These bogs belong to Canada's oldest provincial park, a place where plants and amphibians have been extensively researched. Never mind the generations of visiting naturalists, it was actually an undergraduate student on a field ecology course who first noticed what no one else had documented.
Upon looking into a purple pitcher plant (Sarracenia purpurea purpurea L.) in 2017, Teskey Baldwin discovered a trapped baby salamander.
While there are many examples of carnivorous plants trapping small vertebrates, such as rats and small birds, these are usually from the Tropics and not from northern pitcher plants despite "a wealth of study" on this particular plant family.
To figure out whether this was just one particularly unlucky salamander, researchers at the University of Guelph and the University of Toronto checked hundreds of plants during four different surveys at a single pond in these wetlands.
"In total," the authors write, "eight individual salamanders were found trapped in pitcher plants during survey efforts in 2017 and an additional 35 individuals were recorded with increasing survey effort in 2018."
The results suggest that vertebrate prey can occur with striking frequency in northern pitcher plants. The third and fourth survey, for instance, revealed that nearly 20 percent of surveyed plants had captured baby spotted salamanders.
These spotted salamanders (Ambystoma maculatum) are black with bright yellow dots, and the babies are around the size of a human finger.
The timing seemed to be linked up with the birth of new salamanders during "pulses of emergence" in the late summer and early fall. Several times, the researchers found more than one salamander captured in a single pitcher.
What happens after being trapped is quite grisly. In as little as three days, some salamanders went from alert and active in the fluid to completely dead, potentially from acidity, heat stress, starvation or infection.

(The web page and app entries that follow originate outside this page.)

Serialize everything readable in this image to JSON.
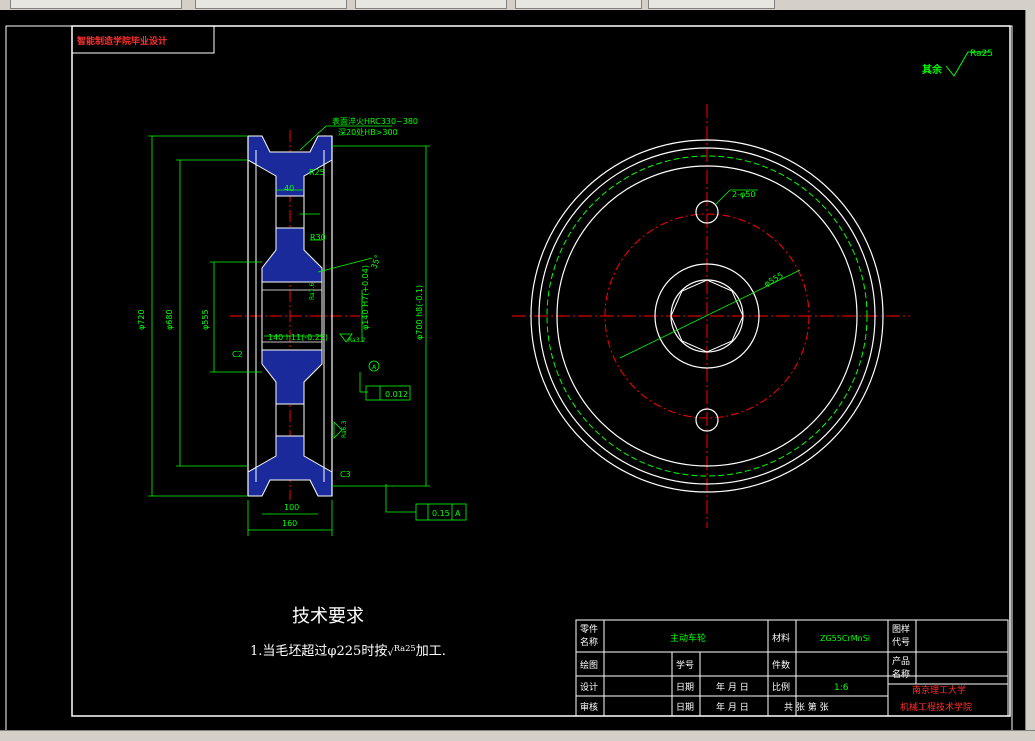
{
  "title_block": {
    "school_label": "智能制造学院毕业设计",
    "part_name_label": "零件\n名称",
    "part_name": "主动车轮",
    "material_label": "材料",
    "material": "ZG55CrMnSi",
    "drawing_code_label": "图样\n代号",
    "product_name_label": "产品\n名称",
    "row_drawn": "绘图",
    "row_design": "设计",
    "row_review": "审核",
    "student_no_label": "学号",
    "date_label": "日期",
    "date_value": "年 月 日",
    "qty_label": "件数",
    "scale_label": "比例",
    "scale_value": "1:6",
    "sheets_value": "共  张  第  张",
    "university": "南京理工大学",
    "college": "机械工程技术学院"
  },
  "tech_req": {
    "title": "技术要求",
    "item1_pre": "1.当毛坯超过φ225时按",
    "item1_rough": "Ra25",
    "item1_post": "加工."
  },
  "roughness_note": {
    "label": "其余",
    "value": "Ra25"
  },
  "dimensions": {
    "surface_treat": "表面淬火HRC330~380",
    "depth": "深20处HB>300",
    "r25": "R25",
    "d40": "40",
    "r30": "R30",
    "angle": "35°",
    "d140": "140 h11(-0.25)",
    "d140b": "φ140 H7(+0.04)",
    "phi720": "φ720",
    "phi680": "φ680",
    "phi555": "φ555",
    "phi700": "φ700 h8(-0.1)",
    "c2": "C2",
    "c3": "C3",
    "flat1": "0.012",
    "datum": "A",
    "runout": "0.15",
    "w100": "100",
    "w160": "160",
    "holes": "2-φ50",
    "phi555r": "φ555",
    "ra1": "Ra3.2",
    "ra2": "Ra6.3",
    "ra3": "Ra1.6"
  },
  "colors": {
    "background": "#000000",
    "outline": "#ffffff",
    "dimension": "#00ff00",
    "center_line": "#ff0000",
    "section_fill": "#1a2a9a",
    "title_red": "#ff3030"
  }
}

For others, their last breath was taken as many as 19 days later.
The salamander corpse is then broken down and decomposed by the plant's digestive enzymes and any other organisms that live in the leaf's water. Once the animal has died, the process is usually completed within ten days or less, and the speed of this is probably why we haven't noticed this particular prey for so long.
Sometimes, the authors add, the decomposition can also cause an icky stench.
While it's still not clear how these vertebrates end up in the sticky situation, the authors have a few ideas. Because they found so many salamanders, they think these could be more than just random accidents.
One hypothesis says the salamanders may regularly fall in because they're trying to catch the insects that the pitcher plant usually feeds on. Another idea, which the authors deem less likely, suggests the animals get stuck in the pitchers while trying to hide from predators.
"When plants were approached or disturbed, most salamanders rapidly swam to the bottom of the pitcher and tightly wedged themselves out-of-sight in the narrow, tapered stem of the pitcher," the authors describe.
"Individuals often remain submerged for several minutes and repeatedly dive to the pitcher bottom as long as the perceived threat remained."
Whatever the reason, the pitcher plant is sure to make use of the crucial nitrogen source. The authors estimate that "a single salamander could contribute to the plant an amount of nitrogen equivalent to that contained in three pitchers."
In a nutrient-poor environment, the amphibious meal is too good to pass up.
The research was published in The Scientific Naturalist.